What Rumsfeld didn't anticipate was that "dependence" was a foregone conclusion, it was merely a matter of who the Iraqis would come to depend upon. Today, they are dependent on tribal and sectarian militia to provide for their security and dependent too, on the United States, which now stands as the only bulwark against foreign intervention and internal dissolution. The resulting insecurity and sectarian tension may not undermine the Iraq project, but they have clearly endangered it. Transformation proved capable of swiftly dispatching enemy armies, but Rumsfeld's "new thinking" has stumbled in the arena of post-conflict stabilization. Neoconservative champions of the Iraq war, such as Weekly Standard editor Bill Kristol, recognized this rather early and began calling for Rumsfeld's scalp.
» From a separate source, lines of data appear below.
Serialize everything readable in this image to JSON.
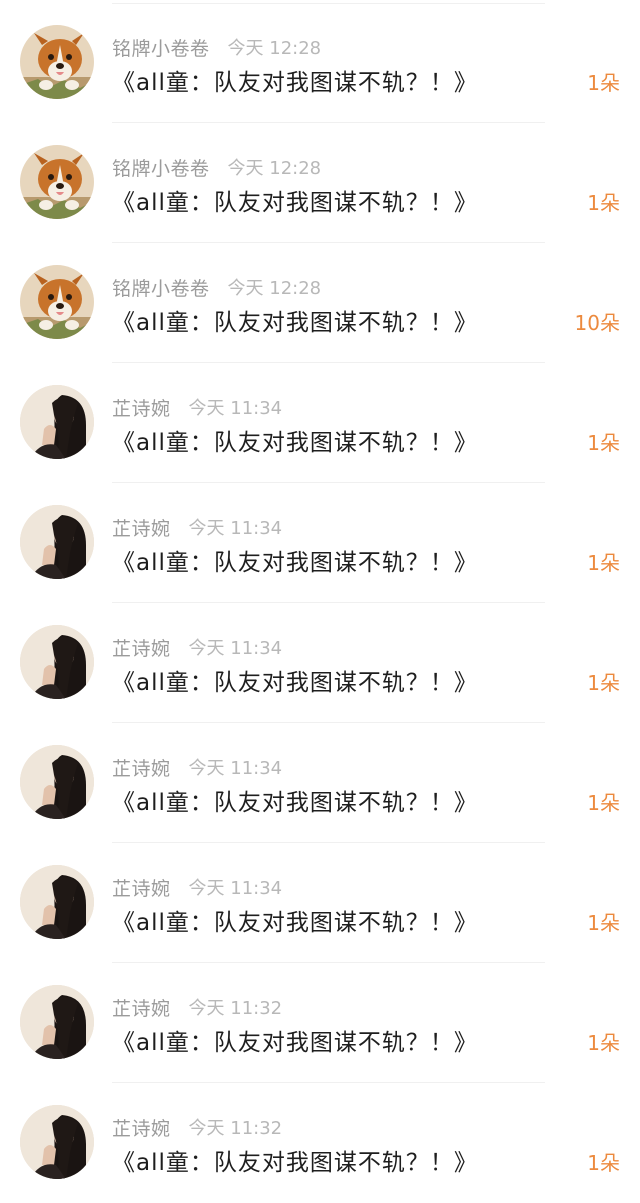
{
  "colors": {
    "count_accent": "#ec8a3e",
    "name_text": "#9b9b9b",
    "time_text": "#b8b8b8",
    "title_text": "#1e1e1e"
  },
  "items": [
    {
      "avatar": "dog-avatar",
      "name": "铭牌小卷卷",
      "time": "今天 12:28",
      "title": "《all童：队友对我图谋不轨？！》",
      "count": "1朵"
    },
    {
      "avatar": "dog-avatar",
      "name": "铭牌小卷卷",
      "time": "今天 12:28",
      "title": "《all童：队友对我图谋不轨？！》",
      "count": "1朵"
    },
    {
      "avatar": "dog-avatar",
      "name": "铭牌小卷卷",
      "time": "今天 12:28",
      "title": "《all童：队友对我图谋不轨？！》",
      "count": "10朵"
    },
    {
      "avatar": "girl-avatar",
      "name": "芷诗婉",
      "time": "今天 11:34",
      "title": "《all童：队友对我图谋不轨？！》",
      "count": "1朵"
    },
    {
      "avatar": "girl-avatar",
      "name": "芷诗婉",
      "time": "今天 11:34",
      "title": "《all童：队友对我图谋不轨？！》",
      "count": "1朵"
    },
    {
      "avatar": "girl-avatar",
      "name": "芷诗婉",
      "time": "今天 11:34",
      "title": "《all童：队友对我图谋不轨？！》",
      "count": "1朵"
    },
    {
      "avatar": "girl-avatar",
      "name": "芷诗婉",
      "time": "今天 11:34",
      "title": "《all童：队友对我图谋不轨？！》",
      "count": "1朵"
    },
    {
      "avatar": "girl-avatar",
      "name": "芷诗婉",
      "time": "今天 11:34",
      "title": "《all童：队友对我图谋不轨？！》",
      "count": "1朵"
    },
    {
      "avatar": "girl-avatar",
      "name": "芷诗婉",
      "time": "今天 11:32",
      "title": "《all童：队友对我图谋不轨？！》",
      "count": "1朵"
    },
    {
      "avatar": "girl-avatar",
      "name": "芷诗婉",
      "time": "今天 11:32",
      "title": "《all童：队友对我图谋不轨？！》",
      "count": "1朵"
    }
  ]
}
Military historian and Rumsfeld critic Frederick Kagan wrote in the Weekly Standard:
"Smart weapons cannot keep peace. They cannot get schools and hospitals running, or keep electricity and water flowing, or keep hostile neighbors from attacking one another, or provide a police presence to deter looters and criminals, or hunt down and capture individual terrorists, interrogate them, and learn from them the nature of the organizations to which they belong, or find traces of a WMD program hidden carefully in a country the size of California."
Yet despite calls from generals -- armchair or otherwise -- to increase the size of the Army, Rumsfeld has refused.
It is in Iraq where the rubber of Rumsfeld's doctrine is meeting the road of American purpose. President Bush has embraced (in Mead's terminology) the Wilsonian mission of democracy promotion, yet supports a Defense Secretary who continues to build an army designed to do anything but. It is not a sustainable contradiction. Either the U.S. backs off nation building or adapts transformation to accommodate more stabilization and reconstruction missions (read: a significant increase in reserve forces available for post-conflict duty). In short, the U.S. has to decide what kind of foreign policy it wants before it builds its military.
The Wall Street Journal's Greg Jaffe noted in 2003 that: "Victory in Iraq promises to offer a big boost to Defense Secretary Donald Rumsfeld's mission to transform how the U.S. military fights, what it buys and where it goes."
In an odd twist, so could failure. It's an open question whether the public's increasing unease about the Iraq mission will translate into a rebuke of Rumsfeld's policies or an endorsement. Looking into the tumult in Baghdad, the public might conclude, not that Rumsfeld was wrong to under-man the occupation, but that he was right to reject such a mission for the U.S. in the first place.
Only time, and future defense secretaries, will tell.